--- TRY IT ---
The response has to be every entry, printed word for word.

--- STUDY MATERIAL ---
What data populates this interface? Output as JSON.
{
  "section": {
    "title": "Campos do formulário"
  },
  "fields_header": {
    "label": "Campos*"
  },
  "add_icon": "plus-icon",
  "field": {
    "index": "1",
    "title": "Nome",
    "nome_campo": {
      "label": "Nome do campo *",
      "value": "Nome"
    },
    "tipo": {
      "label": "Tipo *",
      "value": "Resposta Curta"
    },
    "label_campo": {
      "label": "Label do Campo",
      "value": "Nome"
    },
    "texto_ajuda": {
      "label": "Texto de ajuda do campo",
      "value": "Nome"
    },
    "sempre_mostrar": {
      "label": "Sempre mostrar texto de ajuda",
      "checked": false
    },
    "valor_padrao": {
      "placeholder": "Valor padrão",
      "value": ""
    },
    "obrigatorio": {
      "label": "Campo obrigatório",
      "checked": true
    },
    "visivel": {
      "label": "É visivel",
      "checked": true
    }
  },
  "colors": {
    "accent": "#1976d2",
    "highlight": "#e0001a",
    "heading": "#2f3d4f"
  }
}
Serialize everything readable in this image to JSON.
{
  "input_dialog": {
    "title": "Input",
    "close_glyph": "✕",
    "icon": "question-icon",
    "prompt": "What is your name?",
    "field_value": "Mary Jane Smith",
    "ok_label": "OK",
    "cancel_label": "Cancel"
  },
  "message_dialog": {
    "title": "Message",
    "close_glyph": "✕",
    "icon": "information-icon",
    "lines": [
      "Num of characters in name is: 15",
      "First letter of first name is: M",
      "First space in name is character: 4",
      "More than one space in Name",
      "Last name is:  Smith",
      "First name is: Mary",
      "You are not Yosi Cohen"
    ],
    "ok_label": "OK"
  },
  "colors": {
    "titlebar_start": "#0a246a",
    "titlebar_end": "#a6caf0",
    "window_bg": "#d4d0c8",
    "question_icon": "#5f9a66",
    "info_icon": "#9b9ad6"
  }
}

--- RESULT ---
What data populates this interface? Output as JSON.
{
  "section": {
    "title": "Campos do formulário"
  },
  "fields_header": {
    "label": "Campos*"
  },
  "add_icon": "plus-icon",
  "field": {
    "index": "1",
    "title": "Nome",
    "nome_campo": {
      "label": "Nome do campo *",
      "value": "Nome"
    },
    "tipo": {
      "label": "Tipo *",
      "value": "Resposta Curta"
    },
    "label_campo": {
      "label": "Label do Campo",
      "value": "Nome"
    },
    "texto_ajuda": {
      "label": "Texto de ajuda do campo",
      "value": "Nome"
    },
    "sempre_mostrar": {
      "label": "Sempre mostrar texto de ajuda",
      "checked": false
    },
    "valor_padrao": {
      "placeholder": "Valor padrão",
      "value": ""
    },
    "obrigatorio": {
      "label": "Campo obrigatório",
      "checked": true
    },
    "visivel": {
      "label": "É visivel",
      "checked": true
    }
  },
  "colors": {
    "accent": "#1976d2",
    "highlight": "#e0001a",
    "heading": "#2f3d4f"
  }
}
Serialize everything readable in this image to JSON.
{
  "input_dialog": {
    "title": "Input",
    "close_glyph": "✕",
    "icon": "question-icon",
    "prompt": "What is your name?",
    "field_value": "Mary Jane Smith",
    "ok_label": "OK",
    "cancel_label": "Cancel"
  },
  "message_dialog": {
    "title": "Message",
    "close_glyph": "✕",
    "icon": "information-icon",
    "lines": [
      "Num of characters in name is: 15",
      "First letter of first name is: M",
      "First space in name is character: 4",
      "More than one space in Name",
      "Last name is:  Smith",
      "First name is: Mary",
      "You are not Yosi Cohen"
    ],
    "ok_label": "OK"
  },
  "colors": {
    "titlebar_start": "#0a246a",
    "titlebar_end": "#a6caf0",
    "window_bg": "#d4d0c8",
    "question_icon": "#5f9a66",
    "info_icon": "#9b9ad6"
  }
}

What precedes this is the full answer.